Anyone wanting to go on a tour inside the House should visit Kinneil Museum – the red-roofed building in front of Kinneil House. Tickets and allocated tour times will be available on the day from the Museum. The first tours will be at noon – and thereafter every 15 minutes or so, with the last admission at 3.30 p.m.



WHEN: Open days usually take place around eight times a year. See the homepage of the Kinneil site – – for the latest dates. Normally there are no tours inside the House over the winter months (November to February) – however the Museum IS open during throughout the year.

HOW: For 2018, book a timed tour of the House by visiting Kinneil Museum – the red-roofed building in front of the big mansion – on the day of the open day. Tours normally run every 15 minutes from noon, leaving from the museum and walking the short distance into the House. Last admission to the mansion is 3.30 p.m. Volunteer guides will be on hand to take the tours and to answer any questions. Additional volunteers are in the museum to help you. The Museum opens early around noon on open days (normally it opens at 12.30 p.m.).

COST: Admission to the House and the Museum is free of charge. Under 16s must be accompanied by an adult.

ADVANCE TICKETS: Currently tour tickets are only available on the day from the museum. You can’t book tickets in advance or online. Numbers on each tour are limited for health and safety reasons.

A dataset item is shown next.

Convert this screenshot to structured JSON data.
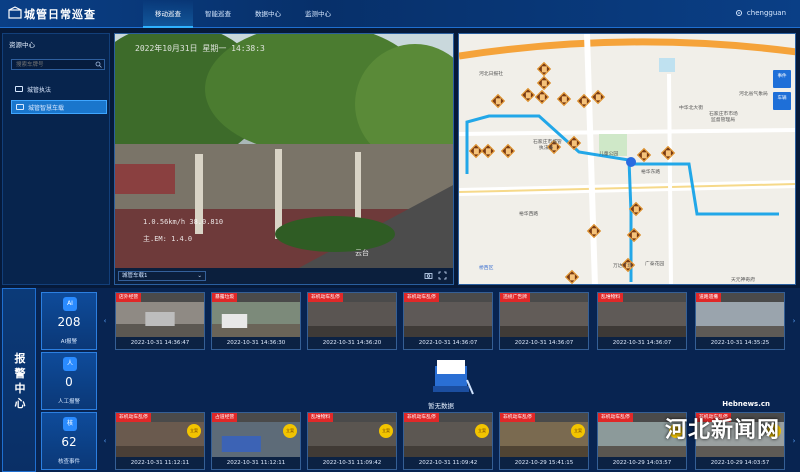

ACCESS: The House is around 500 years old in parts – and doesn’t have a lift. Everyone can get access to the oldest section, the Tower House (albeit just to a platform inside the tower). For the Palace section, you have to go down a few stairs to reach the ground floor. There is also one flight of stairs up to the star attractions, the painted rooms. There are two further flights of stairs to displays on the top floor …. Neighbouring Kinneil Museum also has stairs; however, there is a ramped access to the ground floor and an accessible toilet. The Museum also has an iPad with images of rooms inside Kinneil House …. Key paths around the Estate are also accessible using wheelchairs and mobility scooters.

PARKING: In front of the House and museum. If in doubt, ask one of the volunteers across the site.

PHOTOGRAPHY: No flash photography is allowed in the painted rooms at Kinneil.

REFRESHMENTS: A stall selling drinks and sweet treats is normally operational during open days. There may also be other refreshments on sale during special events. If you want a meal, you can find cafes and restaurants around Bo’ness.

OTHER THINGS TO SEE: The museum offers displays and maps about the surrounding Estate, which also boasts a Roman fortlet and the ruins of a medieval church. There is also a wealth of other attractions in Bo’ness.

DIRECTIONS: The postcode is EH51 0PR.